** Data listing follows **

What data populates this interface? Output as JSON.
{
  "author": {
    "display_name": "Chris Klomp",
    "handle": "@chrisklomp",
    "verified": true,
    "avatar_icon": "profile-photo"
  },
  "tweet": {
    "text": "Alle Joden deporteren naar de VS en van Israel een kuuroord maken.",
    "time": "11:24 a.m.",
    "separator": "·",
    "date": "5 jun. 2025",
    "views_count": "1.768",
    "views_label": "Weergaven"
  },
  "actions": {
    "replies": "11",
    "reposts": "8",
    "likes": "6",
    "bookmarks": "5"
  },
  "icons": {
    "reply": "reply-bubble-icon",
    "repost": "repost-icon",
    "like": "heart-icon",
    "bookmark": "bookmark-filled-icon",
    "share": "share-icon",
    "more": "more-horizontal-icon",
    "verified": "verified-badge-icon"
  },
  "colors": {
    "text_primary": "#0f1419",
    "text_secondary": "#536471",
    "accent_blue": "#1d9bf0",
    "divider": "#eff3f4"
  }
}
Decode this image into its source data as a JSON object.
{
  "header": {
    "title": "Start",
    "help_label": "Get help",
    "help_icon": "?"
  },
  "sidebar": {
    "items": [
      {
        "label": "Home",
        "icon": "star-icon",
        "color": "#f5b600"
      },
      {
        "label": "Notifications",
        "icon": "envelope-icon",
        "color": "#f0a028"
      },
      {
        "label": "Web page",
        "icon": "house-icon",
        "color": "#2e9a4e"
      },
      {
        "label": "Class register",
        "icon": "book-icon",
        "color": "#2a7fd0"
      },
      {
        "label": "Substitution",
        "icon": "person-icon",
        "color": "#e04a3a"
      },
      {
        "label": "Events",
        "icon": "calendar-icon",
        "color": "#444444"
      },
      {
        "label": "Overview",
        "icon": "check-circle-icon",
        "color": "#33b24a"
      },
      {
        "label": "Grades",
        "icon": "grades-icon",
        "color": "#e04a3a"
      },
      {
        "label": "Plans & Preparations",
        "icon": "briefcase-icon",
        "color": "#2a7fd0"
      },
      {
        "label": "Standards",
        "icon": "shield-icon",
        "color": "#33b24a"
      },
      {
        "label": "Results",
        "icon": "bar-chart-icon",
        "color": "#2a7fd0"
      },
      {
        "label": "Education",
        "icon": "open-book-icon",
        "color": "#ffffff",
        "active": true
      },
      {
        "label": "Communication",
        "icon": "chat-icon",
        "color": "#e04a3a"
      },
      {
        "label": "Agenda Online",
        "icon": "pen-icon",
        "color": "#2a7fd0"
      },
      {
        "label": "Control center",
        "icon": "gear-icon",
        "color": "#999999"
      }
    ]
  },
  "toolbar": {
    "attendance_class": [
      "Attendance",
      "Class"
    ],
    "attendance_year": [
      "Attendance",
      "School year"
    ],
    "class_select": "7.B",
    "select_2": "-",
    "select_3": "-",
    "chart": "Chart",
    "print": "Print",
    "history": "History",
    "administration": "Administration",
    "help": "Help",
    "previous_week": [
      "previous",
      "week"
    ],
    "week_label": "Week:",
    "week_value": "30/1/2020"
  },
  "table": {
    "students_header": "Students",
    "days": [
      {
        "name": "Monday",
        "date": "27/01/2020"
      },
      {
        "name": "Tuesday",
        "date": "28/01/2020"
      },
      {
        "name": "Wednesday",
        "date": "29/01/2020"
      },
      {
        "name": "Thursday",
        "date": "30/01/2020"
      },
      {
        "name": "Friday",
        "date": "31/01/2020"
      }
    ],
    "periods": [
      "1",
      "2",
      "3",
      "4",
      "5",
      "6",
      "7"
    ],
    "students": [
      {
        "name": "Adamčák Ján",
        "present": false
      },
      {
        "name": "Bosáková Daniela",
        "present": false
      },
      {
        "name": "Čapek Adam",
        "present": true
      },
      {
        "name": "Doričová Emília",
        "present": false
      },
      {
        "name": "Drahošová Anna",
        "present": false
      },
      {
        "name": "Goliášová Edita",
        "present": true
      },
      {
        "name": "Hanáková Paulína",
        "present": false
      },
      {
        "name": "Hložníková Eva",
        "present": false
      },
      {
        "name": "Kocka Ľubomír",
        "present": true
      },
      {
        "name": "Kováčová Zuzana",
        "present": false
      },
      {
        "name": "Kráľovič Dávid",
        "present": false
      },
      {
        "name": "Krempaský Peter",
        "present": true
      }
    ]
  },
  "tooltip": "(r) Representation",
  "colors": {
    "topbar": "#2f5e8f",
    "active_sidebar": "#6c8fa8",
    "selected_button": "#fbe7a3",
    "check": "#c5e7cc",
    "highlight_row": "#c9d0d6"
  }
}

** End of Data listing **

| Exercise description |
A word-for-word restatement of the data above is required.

| Solution to the exercise |
What data populates this interface? Output as JSON.
{
  "author": {
    "display_name": "Chris Klomp",
    "handle": "@chrisklomp",
    "verified": true,
    "avatar_icon": "profile-photo"
  },
  "tweet": {
    "text": "Alle Joden deporteren naar de VS en van Israel een kuuroord maken.",
    "time": "11:24 a.m.",
    "separator": "·",
    "date": "5 jun. 2025",
    "views_count": "1.768",
    "views_label": "Weergaven"
  },
  "actions": {
    "replies": "11",
    "reposts": "8",
    "likes": "6",
    "bookmarks": "5"
  },
  "icons": {
    "reply": "reply-bubble-icon",
    "repost": "repost-icon",
    "like": "heart-icon",
    "bookmark": "bookmark-filled-icon",
    "share": "share-icon",
    "more": "more-horizontal-icon",
    "verified": "verified-badge-icon"
  },
  "colors": {
    "text_primary": "#0f1419",
    "text_secondary": "#536471",
    "accent_blue": "#1d9bf0",
    "divider": "#eff3f4"
  }
}
Decode this image into its source data as a JSON object.
{
  "header": {
    "title": "Start",
    "help_label": "Get help",
    "help_icon": "?"
  },
  "sidebar": {
    "items": [
      {
        "label": "Home",
        "icon": "star-icon",
        "color": "#f5b600"
      },
      {
        "label": "Notifications",
        "icon": "envelope-icon",
        "color": "#f0a028"
      },
      {
        "label": "Web page",
        "icon": "house-icon",
        "color": "#2e9a4e"
      },
      {
        "label": "Class register",
        "icon": "book-icon",
        "color": "#2a7fd0"
      },
      {
        "label": "Substitution",
        "icon": "person-icon",
        "color": "#e04a3a"
      },
      {
        "label": "Events",
        "icon": "calendar-icon",
        "color": "#444444"
      },
      {
        "label": "Overview",
        "icon": "check-circle-icon",
        "color": "#33b24a"
      },
      {
        "label": "Grades",
        "icon": "grades-icon",
        "color": "#e04a3a"
      },
      {
        "label": "Plans & Preparations",
        "icon": "briefcase-icon",
        "color": "#2a7fd0"
      },
      {
        "label": "Standards",
        "icon": "shield-icon",
        "color": "#33b24a"
      },
      {
        "label": "Results",
        "icon": "bar-chart-icon",
        "color": "#2a7fd0"
      },
      {
        "label": "Education",
        "icon": "open-book-icon",
        "color": "#ffffff",
        "active": true
      },
      {
        "label": "Communication",
        "icon": "chat-icon",
        "color": "#e04a3a"
      },
      {
        "label": "Agenda Online",
        "icon": "pen-icon",
        "color": "#2a7fd0"
      },
      {
        "label": "Control center",
        "icon": "gear-icon",
        "color": "#999999"
      }
    ]
  },
  "toolbar": {
    "attendance_class": [
      "Attendance",
      "Class"
    ],
    "attendance_year": [
      "Attendance",
      "School year"
    ],
    "class_select": "7.B",
    "select_2": "-",
    "select_3": "-",
    "chart": "Chart",
    "print": "Print",
    "history": "History",
    "administration": "Administration",
    "help": "Help",
    "previous_week": [
      "previous",
      "week"
    ],
    "week_label": "Week:",
    "week_value": "30/1/2020"
  },
  "table": {
    "students_header": "Students",
    "days": [
      {
        "name": "Monday",
        "date": "27/01/2020"
      },
      {
        "name": "Tuesday",
        "date": "28/01/2020"
      },
      {
        "name": "Wednesday",
        "date": "29/01/2020"
      },
      {
        "name": "Thursday",
        "date": "30/01/2020"
      },
      {
        "name": "Friday",
        "date": "31/01/2020"
      }
    ],
    "periods": [
      "1",
      "2",
      "3",
      "4",
      "5",
      "6",
      "7"
    ],
    "students": [
      {
        "name": "Adamčák Ján",
        "present": false
      },
      {
        "name": "Bosáková Daniela",
        "present": false
      },
      {
        "name": "Čapek Adam",
        "present": true
      },
      {
        "name": "Doričová Emília",
        "present": false
      },
      {
        "name": "Drahošová Anna",
        "present": false
      },
      {
        "name": "Goliášová Edita",
        "present": true
      },
      {
        "name": "Hanáková Paulína",
        "present": false
      },
      {
        "name": "Hložníková Eva",
        "present": false
      },
      {
        "name": "Kocka Ľubomír",
        "present": true
      },
      {
        "name": "Kováčová Zuzana",
        "present": false
      },
      {
        "name": "Kráľovič Dávid",
        "present": false
      },
      {
        "name": "Krempaský Peter",
        "present": true
      }
    ]
  },
  "tooltip": "(r) Representation",
  "colors": {
    "topbar": "#2f5e8f",
    "active_sidebar": "#6c8fa8",
    "selected_button": "#fbe7a3",
    "check": "#c5e7cc",
    "highlight_row": "#c9d0d6"
  }
}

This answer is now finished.